Items from an interface collection:
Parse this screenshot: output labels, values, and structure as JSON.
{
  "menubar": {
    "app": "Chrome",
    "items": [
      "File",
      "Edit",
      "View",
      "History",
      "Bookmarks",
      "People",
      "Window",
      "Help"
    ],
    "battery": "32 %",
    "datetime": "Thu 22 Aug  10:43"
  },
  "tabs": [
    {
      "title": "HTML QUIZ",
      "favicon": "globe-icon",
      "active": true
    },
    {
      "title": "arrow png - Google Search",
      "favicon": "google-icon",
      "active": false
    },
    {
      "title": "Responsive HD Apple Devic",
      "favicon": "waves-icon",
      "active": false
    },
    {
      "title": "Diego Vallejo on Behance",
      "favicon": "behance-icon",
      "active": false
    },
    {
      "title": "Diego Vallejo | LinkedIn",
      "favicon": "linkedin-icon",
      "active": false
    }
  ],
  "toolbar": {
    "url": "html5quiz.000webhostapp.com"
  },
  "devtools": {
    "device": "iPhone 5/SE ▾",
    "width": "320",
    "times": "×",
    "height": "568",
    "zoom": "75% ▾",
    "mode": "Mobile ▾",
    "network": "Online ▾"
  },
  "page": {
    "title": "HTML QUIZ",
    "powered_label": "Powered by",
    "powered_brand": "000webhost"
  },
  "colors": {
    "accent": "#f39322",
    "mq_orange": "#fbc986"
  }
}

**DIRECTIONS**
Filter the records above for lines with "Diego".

**EXERCISE RESULT**
      "title": "Diego Vallejo on Behance",
      "title": "Diego Vallejo | LinkedIn",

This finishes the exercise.